Still, Blackstone is the anti-Prop 10 campaign’s largest single contributor. So how did the Wall Street private-equity firm break into the rental business to begin with? The answer has to do with another Wall Street phenomenon — the 2008 housing crisis.

As a wave of foreclosures swept across California, Blackstone and other big landlords gobbled up owner-occupied properties at an alarming rate, transforming them into lucrative rental properties. Since Costa-Hawkins prohibits municipalities from extending rent control protections to new tenants in newer units, every time a tenant moves out they’ve been able to jack up the rent in preparation for the new tenant — at least on units built after 1995. This has contributed to soaring rents, especially in working-class areas, as the constant tenant turnover creates perpetual fresh opportunities for price gouging. Cue rapid gentrification and large-scale displacement.

Blackstone is flush with cash. Among its many other sources of profit, it not only rakes in an ever-growing amount in rent from tenants of its properties, but the Trump administration ensured that it received a $1 billion subsidy via Fannie Mae in 2017. And since it’s a sprawling asset-management company, Blackstone also has access to funds unrelated to its housing investments, including the pensions of California public employees. As the Guardian reported, Blackstone has been funding its anti-Prop 10 lobbying by tapping profits on “pools of capital from investors, which include dozens of state and local pension systems, and public university endowments.” This effectively means that “the opposition to the rent control initiative is being bankrolled by everyone from San Francisco municipal workers to university employees to public school teachers — all of whose retirement savings are in the Blackstone funds.”

So let’s get this straight. A multibillion-dollar Wall Street private-equity corporation took advantage of the foreclosure crisis to become the largest single-family home landlord in California, contributing to rising rents all across the state, and is now using not only working people’s hard-earned rent money but also taxpayer subsidies and public employees’ pensions to fund a massive campaign against a ballot measure that would give cities the right to control the spiral of rents in the state. Is that correct?
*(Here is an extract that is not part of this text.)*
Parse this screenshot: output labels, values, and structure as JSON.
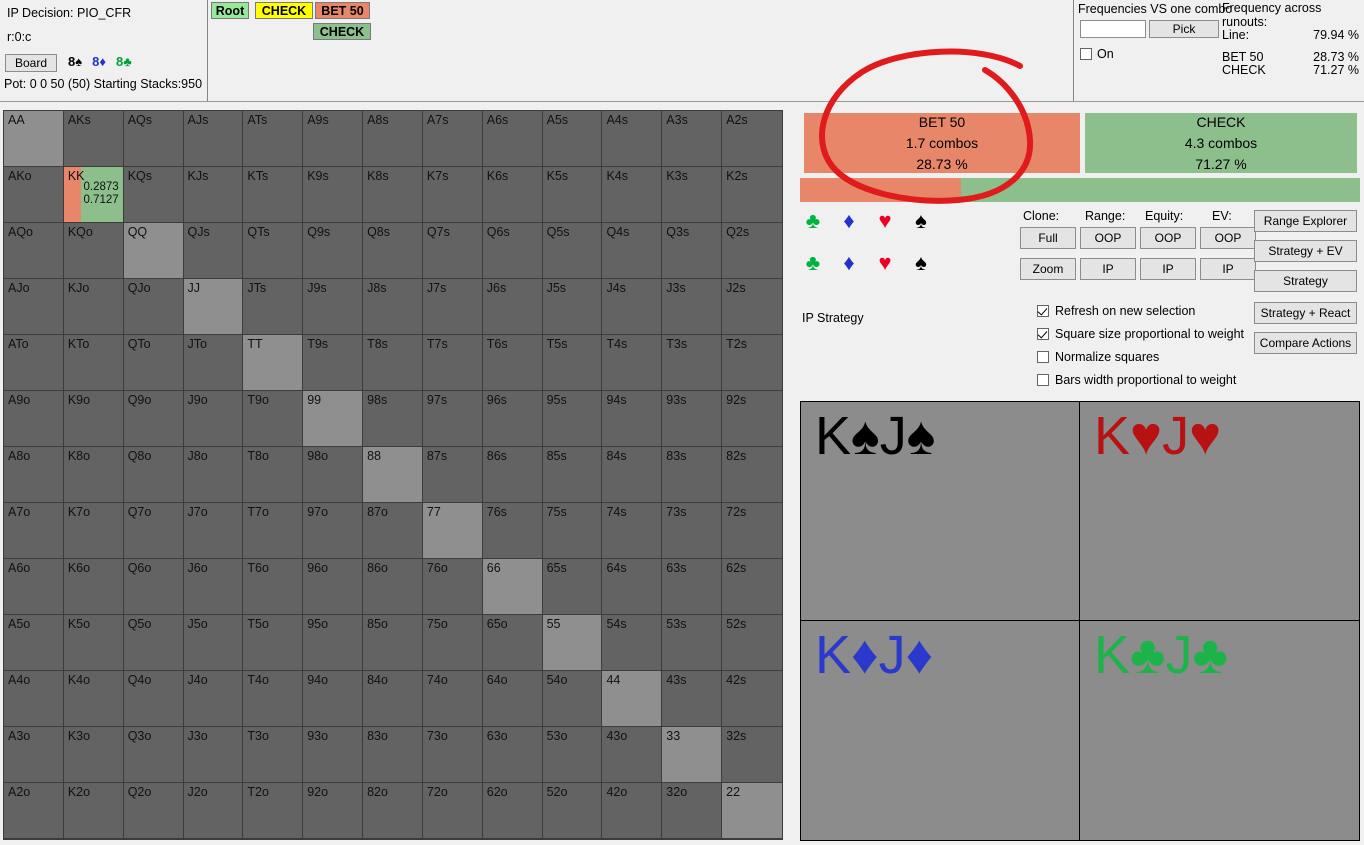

“Yes,” says Will Shattuc, who’s helping to lead a campaign for Prop 10 with the East Bay chapter of Democratic Socialists of America. “What it always comes back to is that giant corporations do not have our interests in mind, ever. It’s never been about providing quality homes, stability for renters, even any sort of effective service. They’re just squeezing people in whatever way they can.”

The only question is whether working-class Californians will let them get away with it. Shattuc doesn’t believe it’s a foregone conclusion. “Across the state and the country, the renters’ movement has been picking up steam,” Shattuc says. “Corporate lobbyists and the politicians they’ve bought have been able to tamp it down for years. But the problems are visible across all strata of our society now, and the work of activists and community organizations has actually made an incredible infrastructure to fight back.”

The campaign against Prop 10 has used its massive funds from corporations like Blackstone to purchase misleading ads which they’re airing nonstop on local television, claiming that Prop 10 will actually exacerbate the housing affordability crisis. Meanwhile landlords have even been harassing and intimidating tenants across the state, implementing rent hikes and serving eviction notices while citing the looming Prop 10 vote as their rationale — essentially a strong-arm propaganda campaign.

But a strong coalition of ordinary renters, tenants’ unions, labor unions, and groups like the Alliance of Californians for Community Empowerment and DSA are organizing as hard as they can for a Prop 10 victory.

“When I talk to people at their doors, I just have to say, ‘The rent is too damn high,’ and everyone knows it,” says Shattuc. “I hear horror stories every day. But people are organized now around housing and rents in a way they haven’t been before. Putting $77.5 million into this fight only shows how afraid the corporate landlords are.”